Consequently, Worcestershire's duty to JG ended when she was re-detained under s.3, and a new s.117 duty was triggered on her second discharge, which falls on Swindon as the area where JG was living and was ordinarily resident, immediately before her detention.

Practical Impact

This case is welcomed in finally providing the answer after years of confusion and disputes that have arisen in relation to the s.117 duty. Whilst, moving forward, there will inevitably be disputes that arise on the facts of individual cases, we are at least clear how the legal framework applies.

Whilst this case may have less of a direct effect from a health perspective, since the identification of the relevant ICB is established through the process set out in the Who Pays Guidance and relevant Regulations, it will, of course, be important for ICBs to be clear which Local Authority shares the s.117 responsibility with them and to be alert to the fact that this may change with further admissions.  In particular, consideration will need to be given to the potential impact on any funding agreements that may be in place and on how s.117 services are configured locally, particularly where s.75 agreements are in place.  
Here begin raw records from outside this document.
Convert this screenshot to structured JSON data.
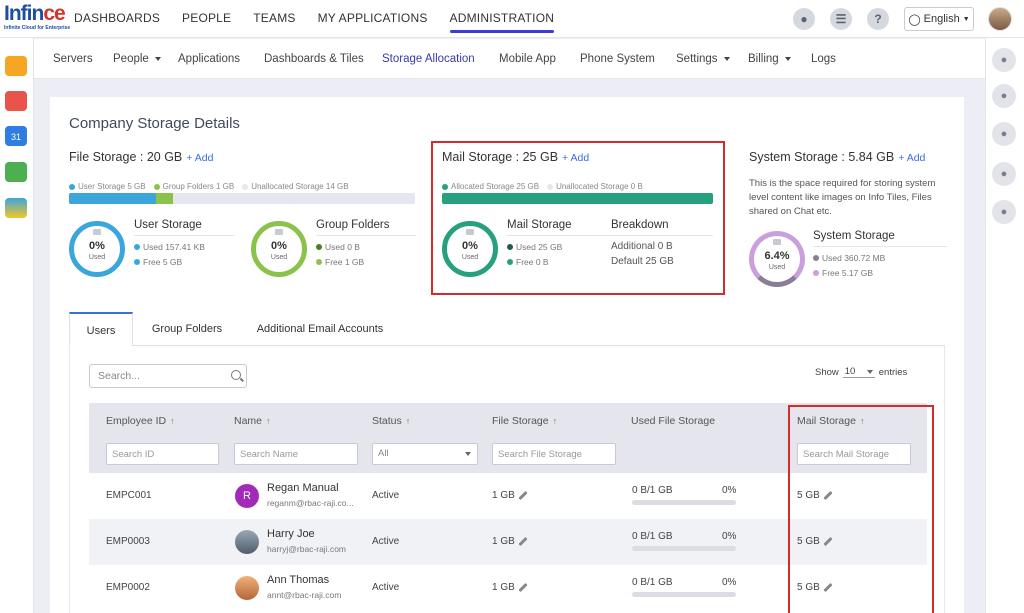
{
  "logo": {
    "brand_a": "Infin",
    "brand_b": "ce",
    "tagline": "Infinite Cloud for Enterprise"
  },
  "main_nav": [
    "DASHBOARDS",
    "PEOPLE",
    "TEAMS",
    "MY APPLICATIONS",
    "ADMINISTRATION"
  ],
  "main_nav_active": "ADMINISTRATION",
  "top_right": {
    "language": "English"
  },
  "sub_nav": [
    {
      "label": "Servers",
      "caret": false
    },
    {
      "label": "People",
      "caret": true
    },
    {
      "label": "Applications",
      "caret": false
    },
    {
      "label": "Dashboards & Tiles",
      "caret": false
    },
    {
      "label": "Storage Allocation",
      "caret": false,
      "active": true
    },
    {
      "label": "Mobile App",
      "caret": false
    },
    {
      "label": "Phone System",
      "caret": false
    },
    {
      "label": "Settings",
      "caret": true
    },
    {
      "label": "Billing",
      "caret": true
    },
    {
      "label": "Logs",
      "caret": false
    }
  ],
  "page": {
    "title": "Company Storage Details"
  },
  "file_storage": {
    "title": "File Storage : 20 GB",
    "add_label": "+ Add",
    "legend": [
      "User Storage 5 GB",
      "Group Folders 1 GB",
      "Unallocated Storage 14 GB"
    ],
    "user_fraction": 0.25,
    "group_fraction": 0.05,
    "user": {
      "title": "User Storage",
      "pct": "0%",
      "used_label": "Used",
      "used": "Used 157.41 KB",
      "free": "Free 5 GB"
    },
    "group": {
      "title": "Group Folders",
      "pct": "0%",
      "used_label": "Used",
      "used": "Used 0 B",
      "free": "Free 1 GB"
    }
  },
  "mail_storage": {
    "title": "Mail Storage : 25 GB",
    "add_label": "+ Add",
    "legend": [
      "Allocated Storage 25 GB",
      "Unallocated Storage 0 B"
    ],
    "allocated_fraction": 1.0,
    "mail": {
      "title": "Mail Storage",
      "pct": "0%",
      "used_label": "Used",
      "used": "Used 25 GB",
      "free": "Free 0 B"
    },
    "breakdown": {
      "title": "Breakdown",
      "additional": "Additional 0 B",
      "default": "Default 25 GB"
    }
  },
  "system_storage": {
    "title": "System Storage : 5.84 GB",
    "add_label": "+ Add",
    "description": "This is the space required for storing system level content like images on Info Tiles, Files shared on Chat etc.",
    "sub_title": "System Storage",
    "pct": "6.4%",
    "used_label": "Used",
    "used": "Used 360.72 MB",
    "free": "Free 5.17 GB"
  },
  "tabs": [
    "Users",
    "Group Folders",
    "Additional Email Accounts"
  ],
  "table": {
    "search_placeholder": "Search...",
    "show_label": "Show",
    "show_value": "10",
    "entries_label": "entries",
    "columns": [
      "Employee ID",
      "Name",
      "Status",
      "File Storage",
      "Used File Storage",
      "Mail Storage"
    ],
    "filters": {
      "id": "Search ID",
      "name": "Search Name",
      "status": "All",
      "file": "Search File Storage",
      "mail": "Search Mail Storage"
    },
    "rows": [
      {
        "id": "EMPC001",
        "name": "Regan Manual",
        "email": "reganm@rbac-raji.co...",
        "initial": "R",
        "status": "Active",
        "file": "1 GB",
        "used_file": "0 B/1 GB",
        "used_pct": "0%",
        "mail": "5 GB"
      },
      {
        "id": "EMP0003",
        "name": "Harry Joe",
        "email": "harryj@rbac-raji.com",
        "initial": "",
        "status": "Active",
        "file": "1 GB",
        "used_file": "0 B/1 GB",
        "used_pct": "0%",
        "mail": "5 GB"
      },
      {
        "id": "EMP0002",
        "name": "Ann Thomas",
        "email": "annt@rbac-raji.com",
        "initial": "",
        "status": "Active",
        "file": "1 GB",
        "used_file": "0 B/1 GB",
        "used_pct": "0%",
        "mail": "5 GB"
      }
    ]
  },
  "colors": {
    "accent": "#3c3ad8",
    "user_storage": "#3aa6dc",
    "group_folders": "#8bc34a",
    "mail": "#26a07f",
    "system": "#c9a0dc",
    "highlight": "#d42b2b"
  }
}
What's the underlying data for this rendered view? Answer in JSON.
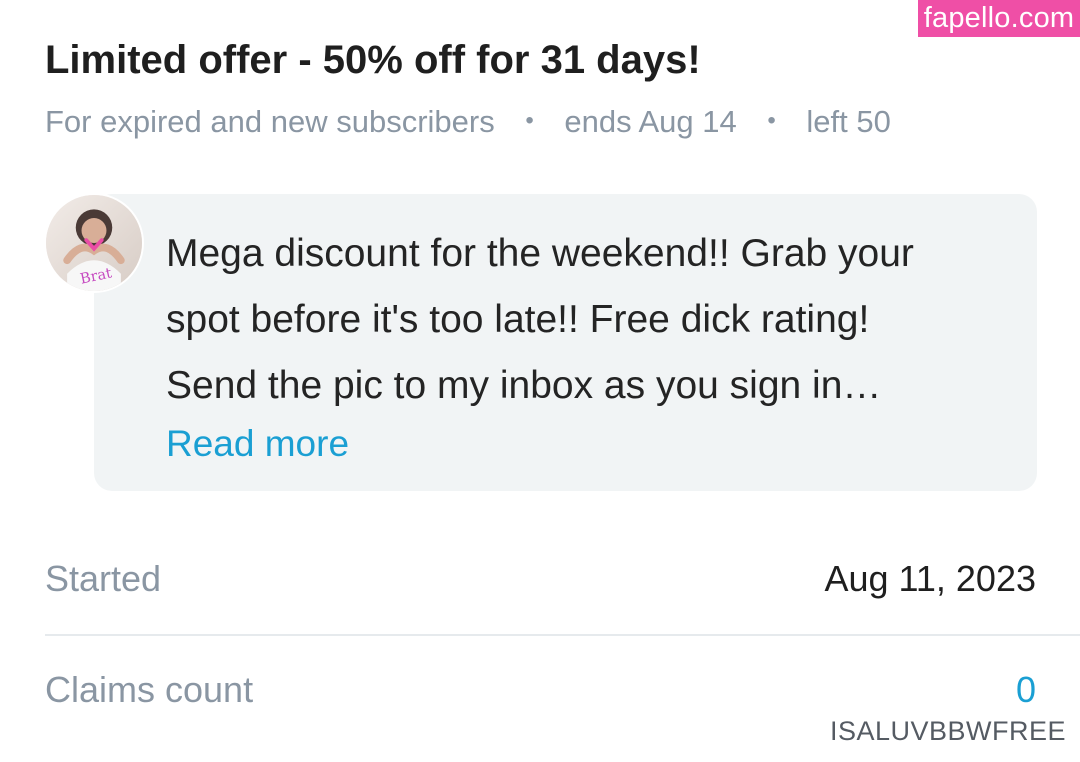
{
  "watermark": "fapello.com",
  "offer": {
    "title": "Limited offer - 50% off for 31 days!",
    "meta": [
      "For expired and new subscribers",
      "ends Aug 14",
      "left 50"
    ]
  },
  "message": {
    "lines": [
      "Mega discount for the weekend!! Grab your",
      "spot before it's too late!! Free dick rating!",
      "Send the pic to my inbox as you sign in…"
    ],
    "read_more": "Read more",
    "avatar_text": "Brat"
  },
  "details": {
    "started_label": "Started",
    "started_value": "Aug 11, 2023",
    "claims_label": "Claims count",
    "claims_value": "0"
  },
  "footer_watermark": "ISALUVBBWFREE",
  "colors": {
    "accent": "#1a9fd3",
    "muted": "#8a96a3",
    "bubble": "#f1f4f5",
    "watermark": "#ef4fa6"
  }
}
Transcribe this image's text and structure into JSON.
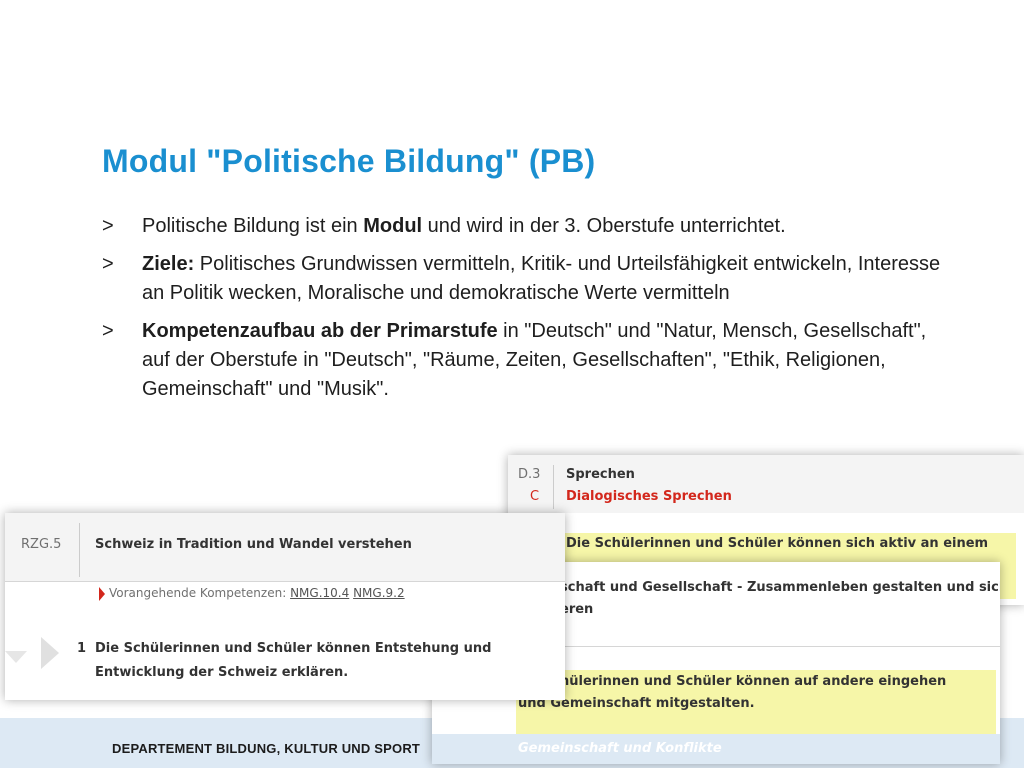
{
  "slide": {
    "title": "Modul \"Politische Bildung\" (PB)",
    "bullet_marker": ">",
    "bullets": [
      {
        "pre": "Politische Bildung ist ein ",
        "bold": "Modul",
        "post": " und wird in der 3. Oberstufe unterrichtet."
      },
      {
        "pre": "",
        "bold": "Ziele:",
        "post": " Politisches Grundwissen vermitteln, Kritik- und Urteilsfähigkeit entwickeln, Interesse an Politik wecken, Moralische und demokratische Werte vermitteln"
      },
      {
        "pre": "",
        "bold": "Kompetenzaufbau ab der Primarstufe",
        "post": " in \"Deutsch\" und \"Natur, Mensch, Gesellschaft\", auf der Oberstufe in \"Deutsch\", \"Räume, Zeiten, Gesellschaften\", \"Ethik, Religionen, Gemeinschaft\" und \"Musik\"."
      }
    ],
    "footer": "DEPARTEMENT BILDUNG, KULTUR UND SPORT"
  },
  "card_deutsch": {
    "code": "D.3",
    "sub_code": "C",
    "heading": "Sprechen",
    "subheading": "Dialogisches Sprechen",
    "competence_partial": "Die Schülerinnen und Schüler können sich aktiv an einem"
  },
  "card_erg": {
    "heading_partial": "schaft und Gesellschaft - Zusammenleben gestalten und sich",
    "heading_line2_partial": "eren",
    "competence_line1_partial": "hülerinnen und Schüler können auf andere eingehen",
    "competence_line2_partial": "und Gemeinschaft mitgestalten.",
    "footer_partial": "Gemeinschaft und Konflikte"
  },
  "card_rzg": {
    "code": "RZG.5",
    "heading": "Schweiz in Tradition und Wandel verstehen",
    "prev_label": "Vorangehende Kompetenzen:",
    "prev_links": [
      "NMG.10.4",
      "NMG.9.2"
    ],
    "competence_number": "1",
    "competence_line1": "Die Schülerinnen und Schüler können Entstehung und",
    "competence_line2": "Entwicklung der Schweiz erklären."
  },
  "colors": {
    "title": "#1a8fd0",
    "lp_red": "#d3271c",
    "highlight": "#f6f6a8",
    "footer_band": "#dde9f4"
  }
}
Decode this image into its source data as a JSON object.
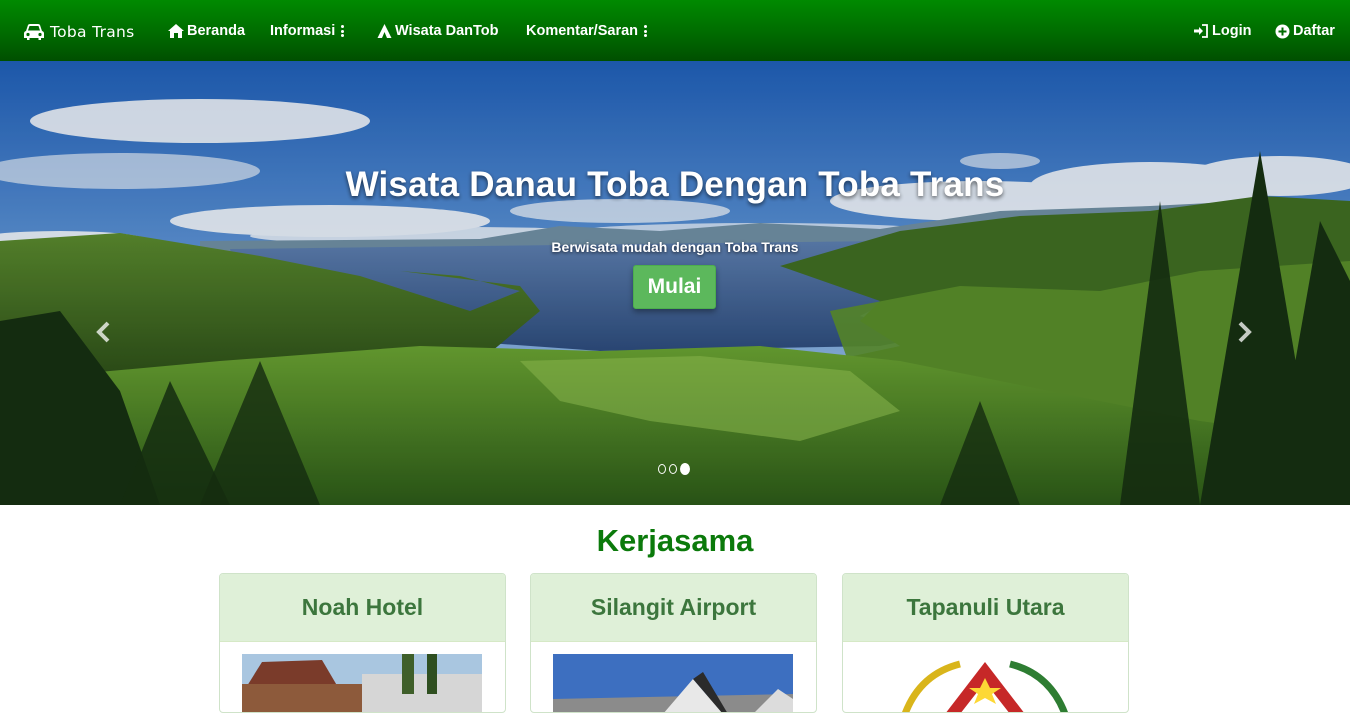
{
  "navbar": {
    "brand": "Toba Trans",
    "items": [
      {
        "label": "Beranda"
      },
      {
        "label": "Informasi"
      },
      {
        "label": "Wisata DanTob"
      },
      {
        "label": "Komentar/Saran"
      }
    ],
    "login": "Login",
    "register": "Daftar"
  },
  "hero": {
    "title": "Wisata Danau Toba Dengan Toba Trans",
    "subtitle": "Berwisata mudah dengan Toba Trans",
    "button": "Mulai",
    "slide_count": 3,
    "active_slide": 3
  },
  "section": {
    "title": "Kerjasama",
    "cards": [
      {
        "title": "Noah Hotel"
      },
      {
        "title": "Silangit Airport"
      },
      {
        "title": "Tapanuli Utara"
      }
    ]
  },
  "colors": {
    "navbar": "#007a00",
    "accent_green": "#5cb85c",
    "section_title": "#0b7a0b",
    "card_header_bg": "#dff0d8",
    "card_header_text": "#3c763d"
  }
}
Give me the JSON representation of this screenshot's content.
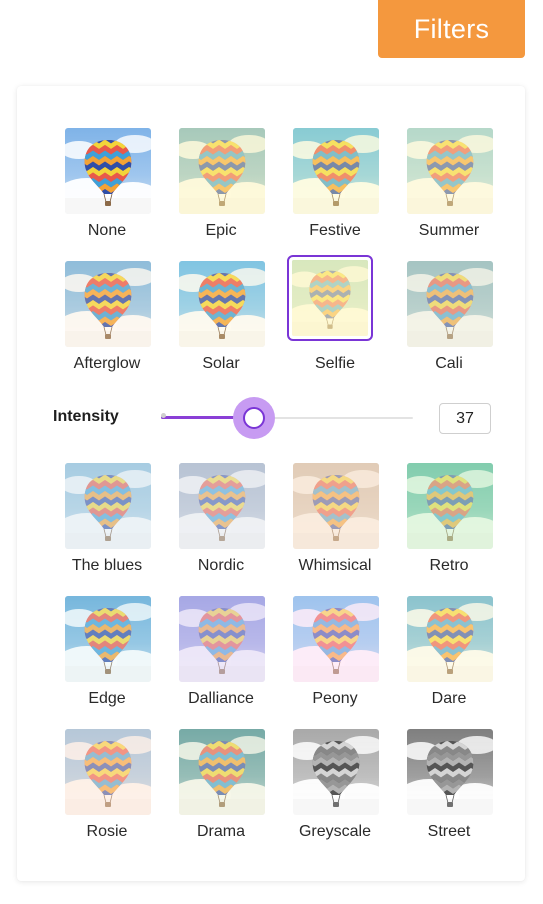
{
  "header": {
    "tab_label": "Filters"
  },
  "intensity": {
    "label": "Intensity",
    "value": "37",
    "level": 0.37
  },
  "filters_top": [
    {
      "label": "None",
      "tint": "#ffffff",
      "opacity": 0,
      "sky": "#7fb3e8",
      "gray": false,
      "selected": false
    },
    {
      "label": "Epic",
      "tint": "#fff3b0",
      "opacity": 0.45,
      "sky": "#5fa6c4",
      "gray": false,
      "selected": false
    },
    {
      "label": "Festive",
      "tint": "#fff7a8",
      "opacity": 0.35,
      "sky": "#49b4ea",
      "gray": false,
      "selected": false
    },
    {
      "label": "Summer",
      "tint": "#fff4b8",
      "opacity": 0.45,
      "sky": "#7ac2d8",
      "gray": false,
      "selected": false
    },
    {
      "label": "Afterglow",
      "tint": "#ffe6c8",
      "opacity": 0.25,
      "sky": "#6aaee0",
      "gray": false,
      "selected": false
    },
    {
      "label": "Solar",
      "tint": "#fff0c0",
      "opacity": 0.25,
      "sky": "#56b6ee",
      "gray": false,
      "selected": false
    },
    {
      "label": "Selfie",
      "tint": "#fff5b8",
      "opacity": 0.6,
      "sky": "#9ed3c6",
      "gray": false,
      "selected": true
    },
    {
      "label": "Cali",
      "tint": "#e9e6cc",
      "opacity": 0.45,
      "sky": "#6ea8bb",
      "gray": false,
      "selected": false
    }
  ],
  "filters_bottom": [
    {
      "label": "The blues",
      "tint": "#d6e4ee",
      "opacity": 0.45,
      "sky": "#7fb8d8",
      "gray": false,
      "selected": false
    },
    {
      "label": "Nordic",
      "tint": "#dfe4ea",
      "opacity": 0.5,
      "sky": "#8fa2be",
      "gray": false,
      "selected": false
    },
    {
      "label": "Whimsical",
      "tint": "#f6dcc2",
      "opacity": 0.55,
      "sky": "#c7b7a8",
      "gray": false,
      "selected": false
    },
    {
      "label": "Retro",
      "tint": "#c9f0c2",
      "opacity": 0.5,
      "sky": "#3aa99a",
      "gray": false,
      "selected": false
    },
    {
      "label": "Edge",
      "tint": "#d8eef2",
      "opacity": 0.3,
      "sky": "#4d9fd4",
      "gray": false,
      "selected": false
    },
    {
      "label": "Dalliance",
      "tint": "#ddd2f2",
      "opacity": 0.5,
      "sky": "#6f7ed8",
      "gray": false,
      "selected": false
    },
    {
      "label": "Peony",
      "tint": "#ffd8f0",
      "opacity": 0.45,
      "sky": "#4fb3ec",
      "gray": false,
      "selected": false
    },
    {
      "label": "Dare",
      "tint": "#fff6c8",
      "opacity": 0.4,
      "sky": "#3ea2d2",
      "gray": false,
      "selected": false
    },
    {
      "label": "Rosie",
      "tint": "#ffe0cc",
      "opacity": 0.45,
      "sky": "#7ab3e2",
      "gray": false,
      "selected": false
    },
    {
      "label": "Drama",
      "tint": "#e8ecc8",
      "opacity": 0.4,
      "sky": "#2b7f90",
      "gray": false,
      "selected": false
    },
    {
      "label": "Greyscale",
      "tint": "#ffffff",
      "opacity": 0,
      "sky": "#a9a9a9",
      "gray": true,
      "selected": false
    },
    {
      "label": "Street",
      "tint": "#ffffff",
      "opacity": 0,
      "sky": "#7f7f7f",
      "gray": true,
      "selected": false
    }
  ]
}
What Next?

Whilst further statutory guidance from the Secretary of State may not now be necessary, relevant s.117 bodies and those with responsibility for s.117 ‘on the ground’ will need to get to grips with the impact of this judgment and consider whether their policies/processes are appropriate.

This is not necessarily the end of the issue, however, since the draft Mental Health Bill contains amendment provisions (clause 39), which, if passed, will effectively introduce into s.117 the Care Act 2014 (and the Social Services and Well-being (Wales) Act 2014) deeming provisions for adults, together with the provisions in s.105(6) of the Children Act 1989 for under 18s.

How we can help

Our national team of mental health specialists has extensive experience in advising health and social care providers and commissioners in relation to all aspects of s.117 aftercare, including disputes between Responsible Commissioners, and disputes with individuals regarding their entitlement to s.117 funding.

We can provide bespoke training in relation to all aspects of the Mental Health Act, including issues arising out of s.117 from an NHS and Local Authority perspective.